What the task asks: Among the lines below, return each one that contains the word "JSON".

Data records for software interfaces:
____________________
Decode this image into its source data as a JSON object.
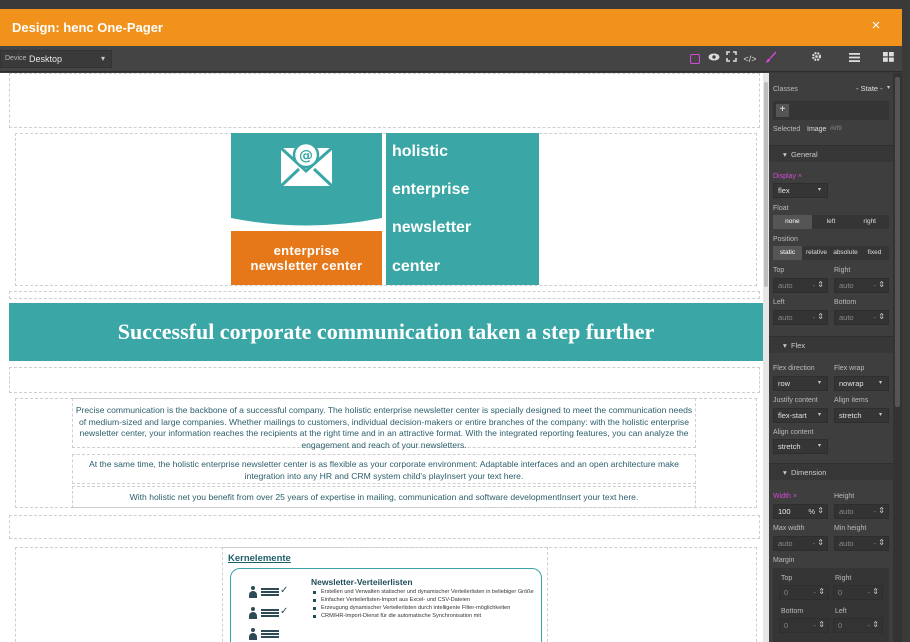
{
  "window": {
    "title": "Design: henc One-Pager",
    "close_glyph": "×"
  },
  "toolbar": {
    "device_label": "Device",
    "device_value": "Desktop",
    "icons": [
      "outline-toggle-icon",
      "eye-preview-icon",
      "fullscreen-icon",
      "code-icon",
      "brush-icon",
      "gear-icon",
      "hamburger-menu-icon",
      "blocks-grid-icon"
    ],
    "accent_color": "#d24ad6",
    "bar_color": "#f0921c"
  },
  "logo": {
    "left_line1": "enterprise",
    "left_line2": "newsletter center",
    "right_lines": [
      "holistic",
      "enterprise",
      "newsletter",
      "center"
    ],
    "teal": "#3aa7a6",
    "orange": "#e6781a"
  },
  "banner": {
    "text": "Successful corporate communication taken a step further"
  },
  "paragraphs": {
    "p1": "Precise communication is the backbone of a successful company. The holistic enterprise newsletter center is specially designed to meet the communication needs of medium-sized and large companies. Whether mailings to customers, individual decision-makers or entire branches of the company: with the holistic enterprise newsletter center, your information reaches the recipients at the right time and in an attractive format. With the integrated reporting features, you can analyze the engagement and reach of your newsletters.",
    "p2": "At the same time, the holistic enterprise newsletter center is as flexible as your corporate environment: Adaptable interfaces and an open architecture make integration into any HR and CRM system child's playInsert your text here.",
    "p3": "With holistic net you benefit from over 25 years of expertise in mailing, communication and software developmentInsert your text here."
  },
  "key_elements": {
    "title": "Kernelemente",
    "card_heading": "Newsletter-Verteilerlisten",
    "bullets": [
      "Erstellen und Verwalten statischer und dynamischer Verteilerlisten in beliebiger Größe",
      "Einfacher Verteilerlisten-Import aus Excel- und CSV-Dateien",
      "Erzeugung dynamischer Verteilerlisten durch intelligente Filter-möglichkeiten",
      "CRM/HR-Import-Dienst für die automatische Synchronisation mit"
    ]
  },
  "panel": {
    "classes_label": "Classes",
    "state_value": "- State -",
    "add_button": "+",
    "selected_label": "Selected",
    "selected_value": "Image",
    "selected_id": "#irf9",
    "general_title": "General",
    "display_label": "Display",
    "display_value": "flex",
    "float_label": "Float",
    "float_options": [
      "none",
      "left",
      "right"
    ],
    "position_label": "Position",
    "position_options": [
      "static",
      "relative",
      "absolute",
      "fixed"
    ],
    "top_label": "Top",
    "right_label": "Right",
    "left_label": "Left",
    "bottom_label": "Bottom",
    "auto": "auto",
    "dash": "-",
    "flex_title": "Flex",
    "flex_direction_label": "Flex direction",
    "flex_direction_value": "row",
    "flex_wrap_label": "Flex wrap",
    "flex_wrap_value": "nowrap",
    "justify_label": "Justify content",
    "justify_value": "flex-start",
    "align_items_label": "Align items",
    "align_items_value": "stretch",
    "align_content_label": "Align content",
    "align_content_value": "stretch",
    "dimension_title": "Dimension",
    "width_label": "Width",
    "width_value": "100",
    "width_unit": "%",
    "height_label": "Height",
    "max_width_label": "Max width",
    "min_height_label": "Min height",
    "margin_label": "Margin",
    "margin_top_label": "Top",
    "margin_right_label": "Right",
    "margin_bottom_label": "Bottom",
    "margin_left_label": "Left",
    "zero": "0",
    "remove_glyph": "×"
  }
}
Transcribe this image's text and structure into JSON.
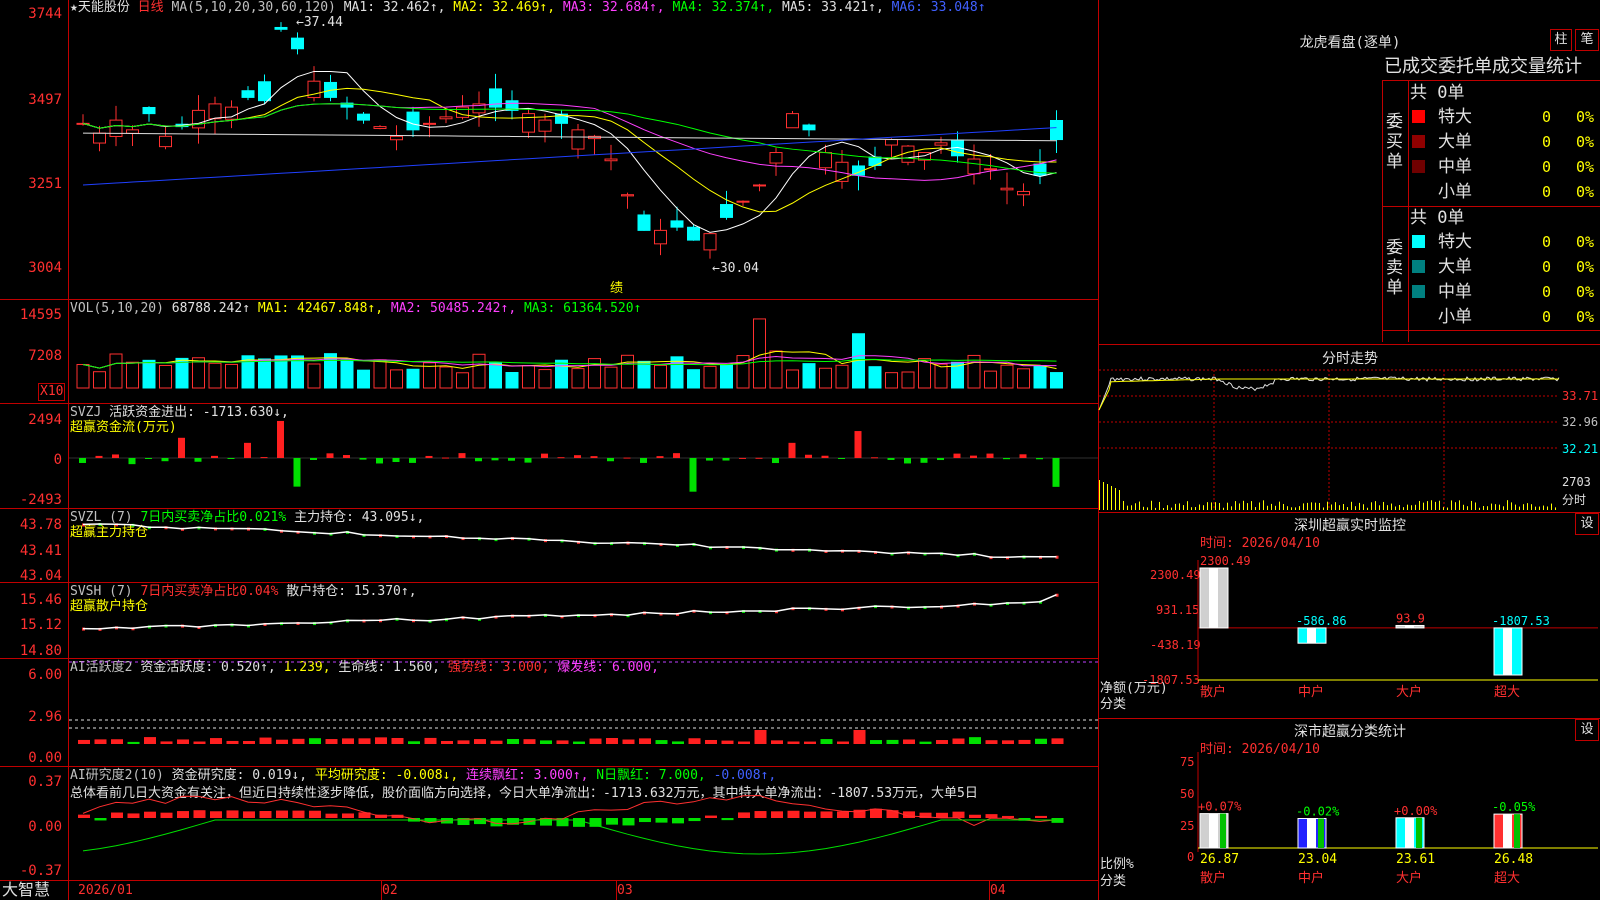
{
  "stock": {
    "name": "天能股份",
    "period": "日线",
    "ma_label": "MA(5,10,20,30,60,120)",
    "ma1": "MA1: 32.462↑,",
    "ma2": "MA2: 32.469↑,",
    "ma3": "MA3: 32.684↑,",
    "ma4": "MA4: 32.374↑,",
    "ma5": "MA5: 33.421↑,",
    "ma6": "MA6: 33.048↑",
    "high_marker": "37.44",
    "low_marker": "30.04",
    "event_marker": "绩",
    "y_labels": [
      "3744",
      "3497",
      "3251",
      "3004"
    ]
  },
  "vol": {
    "label": "VOL(5,10,20)",
    "value": "68788.242↑",
    "ma1": "MA1: 42467.848↑,",
    "ma2": "MA2: 50485.242↑,",
    "ma3": "MA3: 61364.520↑",
    "y_labels": [
      "14595",
      "7208"
    ],
    "unit": "X10"
  },
  "svzj": {
    "label": "SVZJ",
    "line1": "活跃资金进出: -1713.630↓,",
    "line2": "超赢资金流(万元)",
    "y_labels": [
      "2494",
      "0",
      "-2493"
    ]
  },
  "svzl": {
    "label": "SVZL (7)",
    "pct": "7日内买卖净占比0.021%",
    "hold": "主力持仓: 43.095↓,",
    "line2": "超赢主力持仓",
    "y_labels": [
      "43.78",
      "43.41",
      "43.04"
    ]
  },
  "svsh": {
    "label": "SVSH (7)",
    "pct": "7日内买卖净占比0.04%",
    "hold": "散户持仓: 15.370↑,",
    "line2": "超赢散户持仓",
    "y_labels": [
      "15.46",
      "15.12",
      "14.80"
    ]
  },
  "ai1": {
    "label": "AI活跃度2",
    "a": "资金活跃度: 0.520↑,",
    "b": "1.239,",
    "c": "生命线: 1.560,",
    "d": "强势线: 3.000,",
    "e": "爆发线: 6.000,",
    "y_labels": [
      "6.00",
      "2.96",
      "0.00"
    ]
  },
  "ai2": {
    "label": "AI研究度2(10)",
    "a": "资金研究度: 0.019↓,",
    "b": "平均研究度: -0.008↓,",
    "c": "连续飘红: 3.000↑,",
    "d": "N日飘红: 7.000,",
    "e": "-0.008↑,",
    "comment": "总体看前几日大资金有关注，但近日持续性逐步降低，股价面临方向选择，今日大单净流出：-1713.632万元，其中特大单净流出：-1807.53万元，大单5日",
    "y_labels": [
      "0.37",
      "0.00",
      "-0.37"
    ]
  },
  "xaxis": {
    "labels": [
      "2026/01",
      "02",
      "03",
      "04"
    ]
  },
  "brand": "大智慧",
  "dragon": {
    "title": "龙虎看盘(逐单)",
    "btn1": "柱",
    "btn2": "笔",
    "tabs": "已成交委托单成交量统计",
    "buy": {
      "side": "委买单",
      "total": "共 0单",
      "rows": [
        {
          "label": "特大",
          "count": "0",
          "pct": "0%"
        },
        {
          "label": "大单",
          "count": "0",
          "pct": "0%"
        },
        {
          "label": "中单",
          "count": "0",
          "pct": "0%"
        },
        {
          "label": "小单",
          "count": "0",
          "pct": "0%"
        }
      ]
    },
    "sell": {
      "side": "委卖单",
      "total": "共 0单",
      "rows": [
        {
          "label": "特大",
          "count": "0",
          "pct": "0%"
        },
        {
          "label": "大单",
          "count": "0",
          "pct": "0%"
        },
        {
          "label": "中单",
          "count": "0",
          "pct": "0%"
        },
        {
          "label": "小单",
          "count": "0",
          "pct": "0%"
        }
      ]
    }
  },
  "intraday": {
    "title": "分时走势",
    "y_labels": [
      "33.71",
      "32.96",
      "32.21"
    ],
    "vol_label": "2703",
    "vol_unit": "分时"
  },
  "monitor": {
    "title": "深圳超赢实时监控",
    "btn": "设",
    "time": "时间: 2026/04/10",
    "y_labels": [
      "2300.49",
      "931.15",
      "-438.19",
      "-1807.53"
    ],
    "axis_title": "净额(万元)",
    "axis_sub": "分类",
    "bars": [
      {
        "cat": "散户",
        "value": 2300.49,
        "label": "2300.49"
      },
      {
        "cat": "中户",
        "value": -586.86,
        "label": "-586.86"
      },
      {
        "cat": "大户",
        "value": 93.9,
        "label": "93.9"
      },
      {
        "cat": "超大",
        "value": -1807.53,
        "label": "-1807.53"
      }
    ]
  },
  "classify": {
    "title": "深市超赢分类统计",
    "btn": "设",
    "time": "时间: 2026/04/10",
    "y_labels": [
      "75",
      "50",
      "25",
      "0"
    ],
    "axis_title": "比例%",
    "axis_sub": "分类",
    "bars": [
      {
        "cat": "散户",
        "value": 26.87,
        "change": "+0.07%"
      },
      {
        "cat": "中户",
        "value": 23.04,
        "change": "-0.02%"
      },
      {
        "cat": "大户",
        "value": 23.61,
        "change": "+0.00%"
      },
      {
        "cat": "超大",
        "value": 26.48,
        "change": "-0.05%"
      }
    ]
  },
  "colors": {
    "up": "#ff3030",
    "down": "#00ffff",
    "grid": "#c00000",
    "text": "#c0c0c0"
  }
}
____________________
Task result:
Decode this image into its source data as a JSON object.
Transcribe this image's text and structure into JSON.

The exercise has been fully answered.